Talks on new formula for AMHSP moving forward

The Departments of Psychiatry at the Universities of Alberta and Calgary, Alberta Health and Alberta Health Services (AHS) continue to make steady progress toward hammering out the details of a proposed Academic Medicine and Health Services Program (AMHSP) for Alberta's practicing psychiatrists.

01 December 2017

The Departments of Psychiatry at the Universities of Alberta and Calgary, Alberta Health and Alberta Health Services (AHS) continue to make steady progress toward hammering out the details of a proposed Academic Medicine and Health Services Program (AMHSP) for Alberta's practicing psychiatrists.

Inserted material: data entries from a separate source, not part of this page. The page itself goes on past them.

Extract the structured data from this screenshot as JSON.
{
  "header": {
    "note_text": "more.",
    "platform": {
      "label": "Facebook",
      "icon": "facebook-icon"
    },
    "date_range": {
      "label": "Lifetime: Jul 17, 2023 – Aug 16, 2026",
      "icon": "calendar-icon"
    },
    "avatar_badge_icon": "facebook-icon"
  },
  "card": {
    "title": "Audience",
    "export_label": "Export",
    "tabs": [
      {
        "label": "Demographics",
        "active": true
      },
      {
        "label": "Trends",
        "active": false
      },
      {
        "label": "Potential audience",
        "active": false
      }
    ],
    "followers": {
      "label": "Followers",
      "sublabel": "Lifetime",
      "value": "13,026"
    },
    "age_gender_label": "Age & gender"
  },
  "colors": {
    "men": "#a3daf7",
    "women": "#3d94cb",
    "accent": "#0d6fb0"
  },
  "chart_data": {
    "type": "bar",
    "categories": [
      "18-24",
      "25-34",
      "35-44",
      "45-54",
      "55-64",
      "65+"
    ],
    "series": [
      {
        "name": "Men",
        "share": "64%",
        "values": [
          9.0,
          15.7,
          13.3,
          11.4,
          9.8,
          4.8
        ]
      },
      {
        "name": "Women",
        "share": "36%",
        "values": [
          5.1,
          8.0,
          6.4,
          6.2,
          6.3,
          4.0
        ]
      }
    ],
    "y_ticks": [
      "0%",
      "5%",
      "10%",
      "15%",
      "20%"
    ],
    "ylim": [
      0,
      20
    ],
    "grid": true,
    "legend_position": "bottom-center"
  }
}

That's the word from Dr. Alberto Choy, who is participating in the multi-party talks as Associate Chair, Academic Affairs, at the University of Alberta's Department of Psychiatry.

"The health ministry and AHS know there needs to be an incentive to shift over to an AMHSP from the traditional fee-for-service payment model. Right now we're in the midst of working out the details of what that package might look like," says Choy, who also serves as Director, Division of Forensic Psychiatry.

Pursuant to the terms of the 2016 Amending Agreement - which reset the relationship between the province's 10,000 physicians and Alberta's NDP government, as part of an effort to slow the growth of health care costs - representatives from Alberta Health, Alberta Health Services, the Alberta Medical Association (AMA) and the province's universities have been discussing how to design AMHSPs for psychiatry professionals for the past year.

The Amending Agreement gives the AMA a seat at both the provincial strategy and operations committees for the AMHSP talks.

The objective with AMHSPs - traditionally referred to as Academic Alternative Relationship Plans (AARPs) - is to ensure that physicians who teach, conduct research, or assume leadership and administrative roles at Alberta's faculties of medicine are not unduly financially penalized for taking on such activities.

"AARPs - or AMHSPs - have been around for many years in other specialties, but this time around, what the government has done is to unify the principles for the whole province, so there aren't individual AARPs. They know there needs to be an incentive to come over to an AMHSP," says Choy.

Although the principle components of the AMHSP have been established for the whole province, negotiations are currently underway to determine the base rate for psychiatrists interested in the AMHSP payment option. Alberta Health is in the process of finalizing its initial assessment for the range of remuneration and is expected to engage all parties in negotiations by the end of the calendar year, with the aim of meeting an April 1 start date.

"Under the old model, moving to an academic position meant you would likely be taking a major pay cut," says Choy. "But with the new AMHSP the government realizes that is probably not going to fly, so they want to make it less of a disincentive to move over to academia by making the pay rates competitive."

Specific details aren't yet available, but the department is doing all it can to ensure a strong remuneration number, and Alberta Health has stated that no physician should suffer any salary loss.

For many professionals, lifestyle issues are also a growing factor. Although most new psychiatry graduates, especially those with young families, opt to enter the fee-for-service system, at least until they are financially well established, attitudes may slowly be changing.

"I think more new grads don't see themselves working 70 or 80 hours a week anymore. Lifestyle issues are becoming a lot more important," says Choy. "Physicians also don't want to be unduly financially penalized if they see education, research, innovation or leadership as part of their professional identity."

Despite the challenges, Choy says both sides are motivated to come to some kind of accommodation.

"From the government perspective, they want increased budget stability, and from a university perspective, AMHSPs could bring in a whole new group of people who are currently restricted to seeing patients, but who also want to do some teaching, take on leadership roles or do research."

(Note: Physicians who have questions on AMHSPs or the current negotiations are advised to contact either Scott Phillips (scott.phillips@ualberta.ca) or Dr. Alberto Choy (Alberto.Choy@albertahealthservices.ca).